n rural Somerset in the middle of a blizzard, the unthinkable happens: a school is under siege. Children and teachers barricade themselves into classrooms, the library, the theatre. The headmaster lies wounded in the library, unable to help his trapped students and staff. Outside, a police psychiatrist must identify the gunmen, while parents gather desperate for news. In three intense hours, all must find the courage to stand up to evil and save the people they love.
Hardback | 320 pages
Publisher: Viking (9th January, 2020)
So many people have recommended this book to me and I finally got around to reading it!
It was easy to read but I read slowly because I began feeling like I was reading it to please other people and not for my own enjoyment.
The characters were strong, there is no doubt about that. They were fully developed and acted in a way that was believable and justly. The characters of Hannah and Rafi were especially in the forefront of my mind as I was reading.
The culprit was who I had difficulty with. It was the same problem I had in ‘Little Girls Sleeping’ by Jennifer Chase. I used to write in a similar style, by taking the easy way. It just irritated me.
This was easy to visualise. Though there were many characters, they all had distinct voices and detailed personalities. The scenes were small and easy to visualise without issue.
I’m split on this because I can recognise that the book is well written and deserves attention. This wasn’t the book for me. It’s hard to write a book on this topic but this was done well. I just couldn’t find a connection to the book, I couldn’t see past the pages and place myself next to the characters. Then I felt like the culprit was a dull explanation. This was a disappointment.
For the first part of the book, I was invested.

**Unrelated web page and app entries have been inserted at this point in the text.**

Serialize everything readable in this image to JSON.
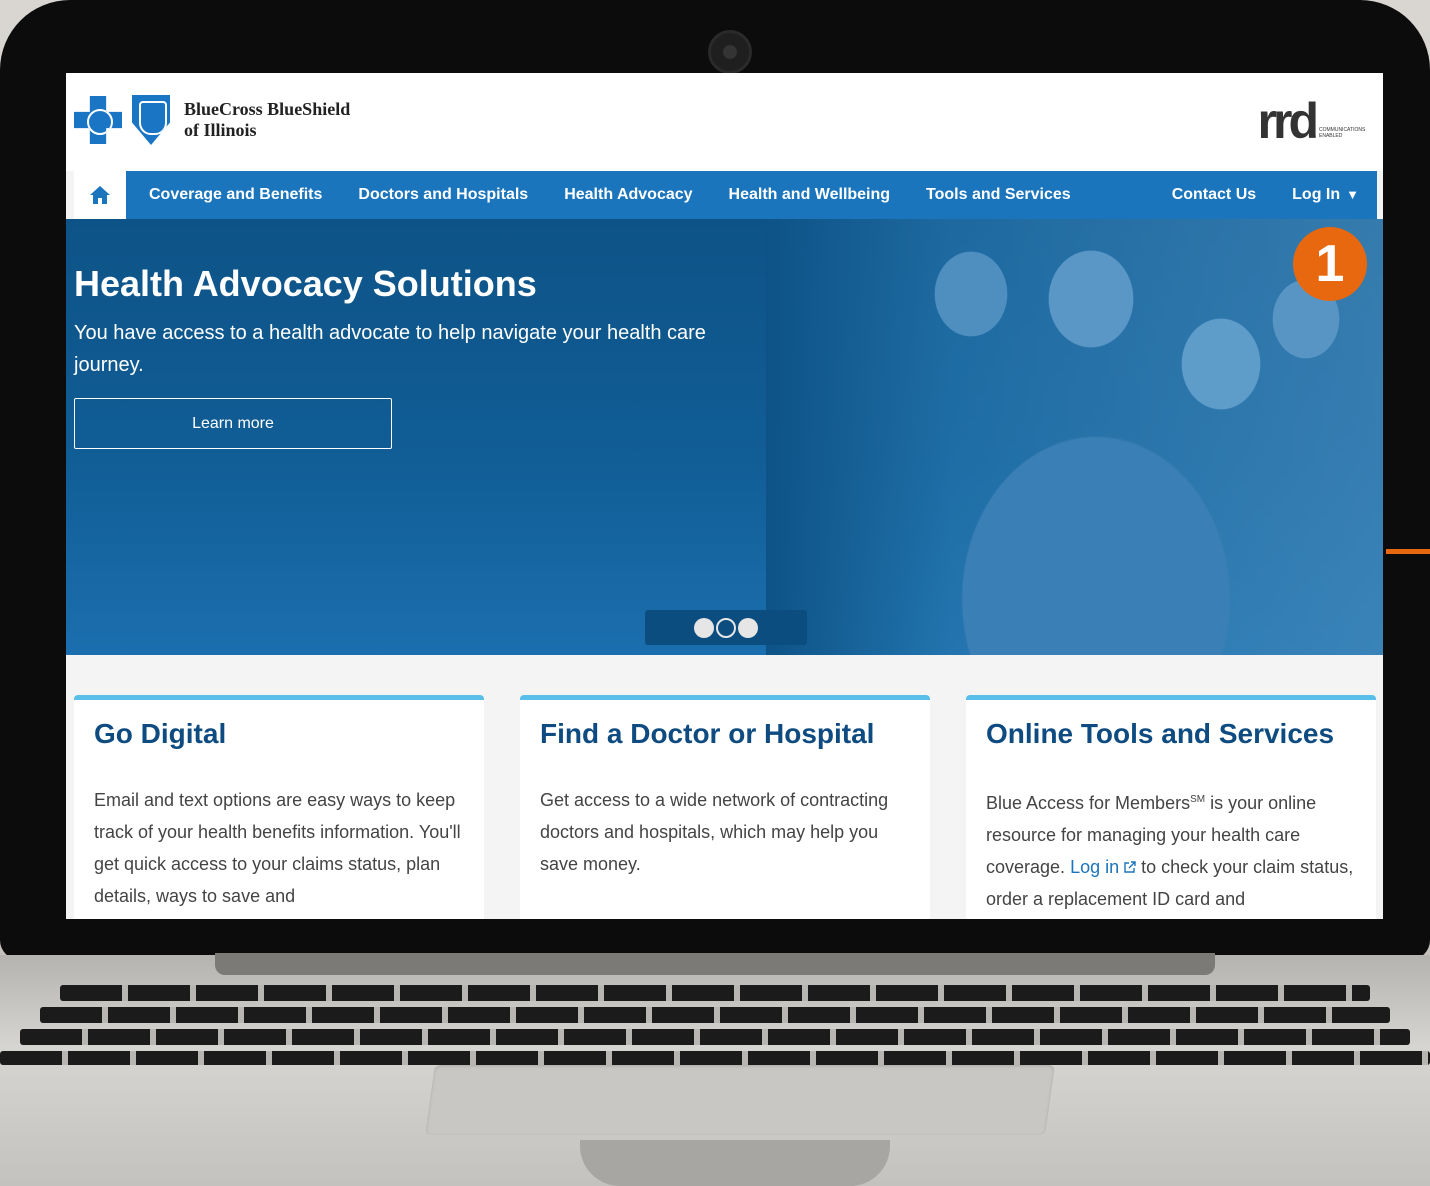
{
  "brand": {
    "name_line1": "BlueCross BlueShield",
    "name_line2": "of Illinois"
  },
  "partner_logo": {
    "mark": "rrd",
    "tagline": "COMMUNICATIONS ENABLED"
  },
  "nav": {
    "home_icon": "home-icon",
    "items": [
      "Coverage and Benefits",
      "Doctors and Hospitals",
      "Health Advocacy",
      "Health and Wellbeing",
      "Tools and Services"
    ],
    "contact": "Contact Us",
    "login": "Log In",
    "login_caret": "▼"
  },
  "hero": {
    "title": "Health Advocacy Solutions",
    "text": "You have access to a health advocate to help navigate your health care journey.",
    "button": "Learn more",
    "slides": {
      "count": 3,
      "active": [
        1,
        3
      ]
    }
  },
  "annotation": {
    "number": "1",
    "color": "#e8680f"
  },
  "cards": [
    {
      "title": "Go Digital",
      "text": "Email and text options are easy ways to keep track of your health benefits information. You'll get quick access to your claims status, plan details, ways to save and"
    },
    {
      "title": "Find a Doctor or Hospital",
      "text": "Get access to a wide network of contracting doctors and hospitals, which may help you save money."
    },
    {
      "title": "Online Tools and Services",
      "text_pre": "Blue Access for Members",
      "text_sup": "SM",
      "text_mid": " is your online resource for managing your health care coverage. ",
      "link": "Log in",
      "link_icon": "external-link-icon",
      "text_post": " to check your claim status, order a replacement ID card and"
    }
  ],
  "colors": {
    "nav": "#1b75bc",
    "hero": "#115d96",
    "card_heading": "#0e4b80",
    "card_accent": "#58c0e8"
  }
}
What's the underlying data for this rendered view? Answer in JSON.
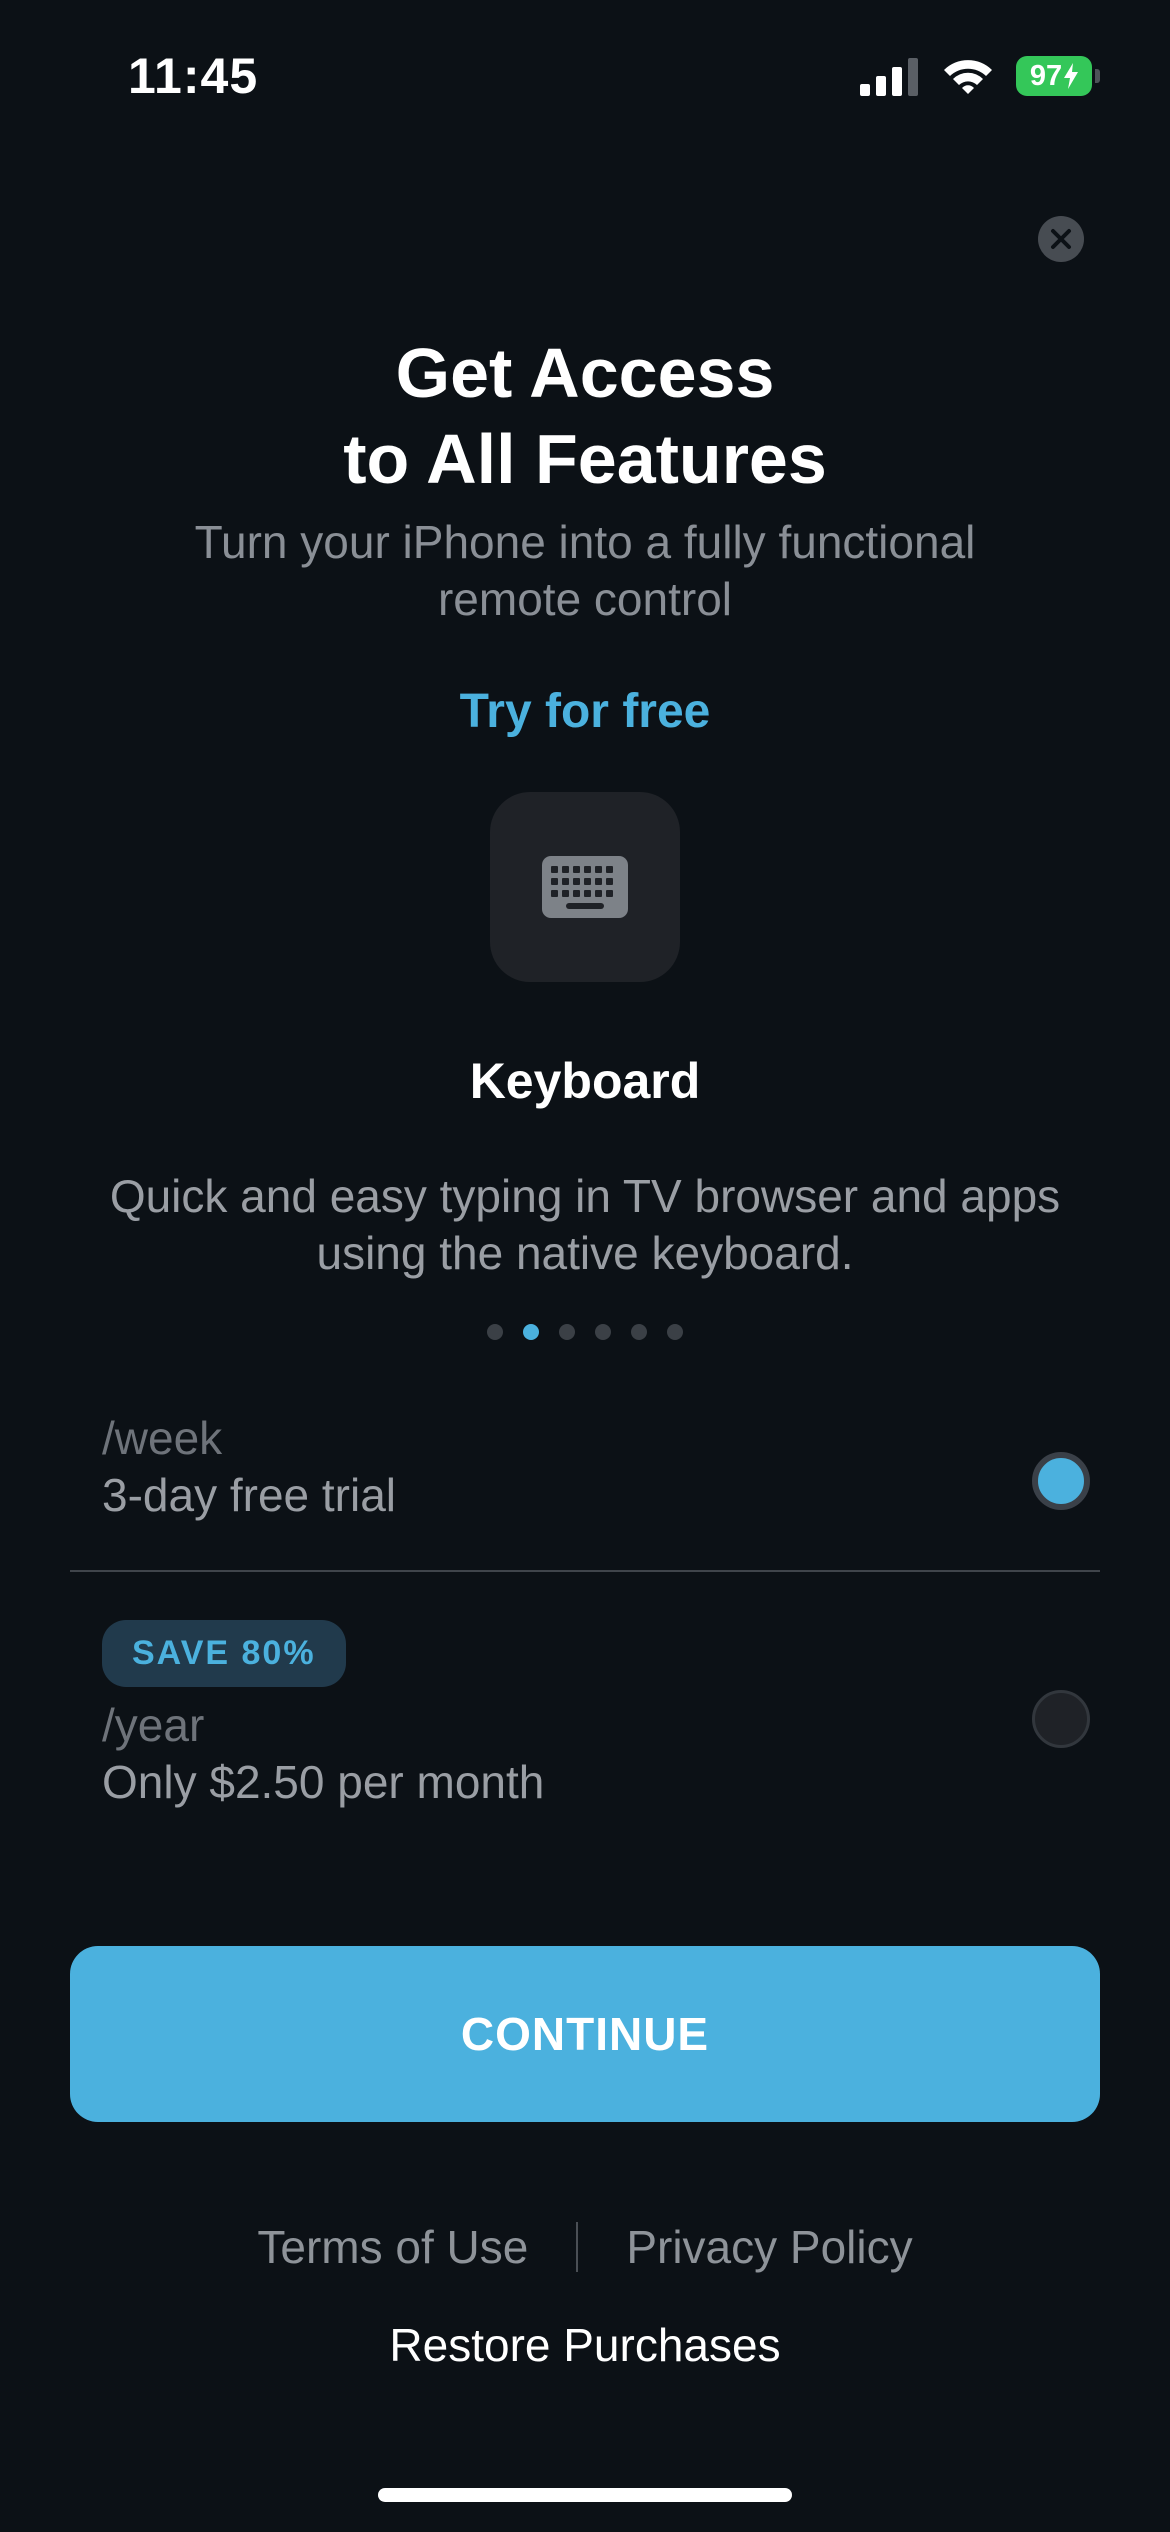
{
  "status_bar": {
    "time": "11:45",
    "battery": "97",
    "icons": [
      "cellular-signal-icon",
      "wifi-icon",
      "battery-charging-icon"
    ]
  },
  "close_icon": "close-icon",
  "headline": {
    "line1": "Get Access",
    "line2": "to All Features"
  },
  "subtitle": "Turn your iPhone into a fully functional remote control",
  "try_free": "Try for free",
  "feature": {
    "icon": "keyboard-icon",
    "title": "Keyboard",
    "description": "Quick and easy typing in TV browser and apps using the native keyboard.",
    "page_count": 6,
    "active_page": 2
  },
  "plans": [
    {
      "period": "/week",
      "detail": "3-day free trial",
      "selected": true
    },
    {
      "badge": "SAVE 80%",
      "period": "/year",
      "detail": "Only $2.50 per month",
      "selected": false
    }
  ],
  "continue_label": "CONTINUE",
  "footer": {
    "terms": "Terms of Use",
    "privacy": "Privacy Policy",
    "restore": "Restore Purchases"
  },
  "colors": {
    "background": "#0c1116",
    "accent": "#4bb1de",
    "battery": "#34c759"
  }
}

I could see where the book was heading and I was content to let it push me forward. But somewhere along part 2 I got disinterested and had to pull myself along. It’s a shame.